Extracted records

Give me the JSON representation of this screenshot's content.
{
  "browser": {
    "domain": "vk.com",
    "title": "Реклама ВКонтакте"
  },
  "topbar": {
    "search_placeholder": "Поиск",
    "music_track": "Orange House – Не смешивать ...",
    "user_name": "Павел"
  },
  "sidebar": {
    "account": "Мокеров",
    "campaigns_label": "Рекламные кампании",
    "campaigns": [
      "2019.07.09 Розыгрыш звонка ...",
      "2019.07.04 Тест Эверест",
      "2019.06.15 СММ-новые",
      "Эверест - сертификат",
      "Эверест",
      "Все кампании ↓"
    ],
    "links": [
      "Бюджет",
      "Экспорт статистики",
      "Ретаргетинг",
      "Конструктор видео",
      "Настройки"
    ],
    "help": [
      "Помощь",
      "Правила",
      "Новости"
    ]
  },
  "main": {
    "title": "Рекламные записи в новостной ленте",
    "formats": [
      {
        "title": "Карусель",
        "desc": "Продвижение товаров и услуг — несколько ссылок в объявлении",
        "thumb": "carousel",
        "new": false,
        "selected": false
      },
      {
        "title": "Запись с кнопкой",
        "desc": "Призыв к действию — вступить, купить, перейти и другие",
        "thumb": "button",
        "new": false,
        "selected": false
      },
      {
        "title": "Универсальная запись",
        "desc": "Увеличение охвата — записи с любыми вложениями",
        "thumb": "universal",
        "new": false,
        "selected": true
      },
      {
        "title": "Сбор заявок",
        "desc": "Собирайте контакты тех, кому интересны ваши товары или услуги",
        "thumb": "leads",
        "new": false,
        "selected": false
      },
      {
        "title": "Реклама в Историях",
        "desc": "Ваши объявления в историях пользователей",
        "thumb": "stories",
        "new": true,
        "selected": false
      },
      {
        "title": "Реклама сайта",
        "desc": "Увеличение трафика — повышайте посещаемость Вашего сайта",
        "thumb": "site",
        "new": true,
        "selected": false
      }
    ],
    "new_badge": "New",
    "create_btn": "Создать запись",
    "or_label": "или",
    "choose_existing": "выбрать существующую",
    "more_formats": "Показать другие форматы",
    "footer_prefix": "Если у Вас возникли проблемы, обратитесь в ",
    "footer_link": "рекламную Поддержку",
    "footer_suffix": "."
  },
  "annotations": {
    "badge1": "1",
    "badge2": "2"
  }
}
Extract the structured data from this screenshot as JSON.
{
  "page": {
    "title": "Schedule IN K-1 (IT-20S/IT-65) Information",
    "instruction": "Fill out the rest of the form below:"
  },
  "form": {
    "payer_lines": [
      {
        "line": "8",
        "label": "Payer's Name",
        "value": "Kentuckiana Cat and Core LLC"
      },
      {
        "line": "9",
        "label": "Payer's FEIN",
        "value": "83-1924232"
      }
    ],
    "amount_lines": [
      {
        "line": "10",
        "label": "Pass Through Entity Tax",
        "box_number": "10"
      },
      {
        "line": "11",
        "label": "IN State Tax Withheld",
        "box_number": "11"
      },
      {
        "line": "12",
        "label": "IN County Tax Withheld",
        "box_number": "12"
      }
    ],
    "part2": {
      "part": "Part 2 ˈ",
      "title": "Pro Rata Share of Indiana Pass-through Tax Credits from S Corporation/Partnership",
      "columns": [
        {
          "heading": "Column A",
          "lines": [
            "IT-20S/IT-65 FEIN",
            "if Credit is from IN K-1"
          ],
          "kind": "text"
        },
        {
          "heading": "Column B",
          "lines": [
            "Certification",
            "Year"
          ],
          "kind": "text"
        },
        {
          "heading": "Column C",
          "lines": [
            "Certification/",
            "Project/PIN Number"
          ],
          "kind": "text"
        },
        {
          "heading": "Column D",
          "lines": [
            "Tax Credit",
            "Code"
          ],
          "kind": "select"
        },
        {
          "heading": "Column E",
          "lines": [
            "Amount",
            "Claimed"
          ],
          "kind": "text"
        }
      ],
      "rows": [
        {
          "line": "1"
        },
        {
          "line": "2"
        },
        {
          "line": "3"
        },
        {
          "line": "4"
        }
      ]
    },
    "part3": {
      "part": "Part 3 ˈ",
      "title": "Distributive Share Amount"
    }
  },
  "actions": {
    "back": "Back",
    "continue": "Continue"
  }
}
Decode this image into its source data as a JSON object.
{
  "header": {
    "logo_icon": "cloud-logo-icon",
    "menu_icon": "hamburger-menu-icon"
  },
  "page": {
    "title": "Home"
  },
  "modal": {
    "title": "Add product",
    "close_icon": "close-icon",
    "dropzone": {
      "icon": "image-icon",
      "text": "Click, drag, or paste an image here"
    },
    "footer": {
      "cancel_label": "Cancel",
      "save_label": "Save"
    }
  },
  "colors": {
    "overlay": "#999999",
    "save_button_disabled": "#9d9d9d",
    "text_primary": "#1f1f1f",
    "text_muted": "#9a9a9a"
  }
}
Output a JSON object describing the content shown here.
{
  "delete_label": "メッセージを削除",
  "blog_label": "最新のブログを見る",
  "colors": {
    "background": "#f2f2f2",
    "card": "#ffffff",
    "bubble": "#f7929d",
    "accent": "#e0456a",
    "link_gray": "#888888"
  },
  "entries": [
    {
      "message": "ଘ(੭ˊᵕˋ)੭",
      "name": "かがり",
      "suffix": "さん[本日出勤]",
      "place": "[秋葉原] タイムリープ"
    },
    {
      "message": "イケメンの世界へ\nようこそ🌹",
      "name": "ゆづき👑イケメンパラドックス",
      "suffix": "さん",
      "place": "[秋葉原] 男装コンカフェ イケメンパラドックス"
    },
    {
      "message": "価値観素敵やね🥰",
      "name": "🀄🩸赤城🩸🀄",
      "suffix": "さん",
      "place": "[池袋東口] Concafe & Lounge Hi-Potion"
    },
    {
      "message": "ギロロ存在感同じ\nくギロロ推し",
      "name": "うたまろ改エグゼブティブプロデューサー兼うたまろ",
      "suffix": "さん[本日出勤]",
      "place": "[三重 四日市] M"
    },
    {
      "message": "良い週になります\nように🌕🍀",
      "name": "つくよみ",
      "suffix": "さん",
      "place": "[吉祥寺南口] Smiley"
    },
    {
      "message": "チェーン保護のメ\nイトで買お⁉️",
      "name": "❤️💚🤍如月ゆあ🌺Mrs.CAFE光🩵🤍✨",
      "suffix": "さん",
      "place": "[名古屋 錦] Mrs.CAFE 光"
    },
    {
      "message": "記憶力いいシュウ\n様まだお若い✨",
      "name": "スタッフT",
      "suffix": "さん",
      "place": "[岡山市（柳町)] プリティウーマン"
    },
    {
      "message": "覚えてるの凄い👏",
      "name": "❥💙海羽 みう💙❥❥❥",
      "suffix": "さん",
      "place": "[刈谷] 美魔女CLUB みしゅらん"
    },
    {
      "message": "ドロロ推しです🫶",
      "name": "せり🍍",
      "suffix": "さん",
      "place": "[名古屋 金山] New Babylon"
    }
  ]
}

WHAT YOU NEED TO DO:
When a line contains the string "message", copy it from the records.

YOUR RESPONSE:
      "message": "ଘ(੭ˊᵕˋ)੭",
      "message": "イケメンの世界へ\nようこそ🌹",
      "message": "価値観素敵やね🥰",
      "message": "ギロロ存在感同じ\nくギロロ推し",
      "message": "良い週になります\nように🌕🍀",
      "message": "チェーン保護のメ\nイトで買お⁉️",
      "message": "記憶力いいシュウ\n様まだお若い✨",
      "message": "覚えてるの凄い👏",
      "message": "ドロロ推しです🫶",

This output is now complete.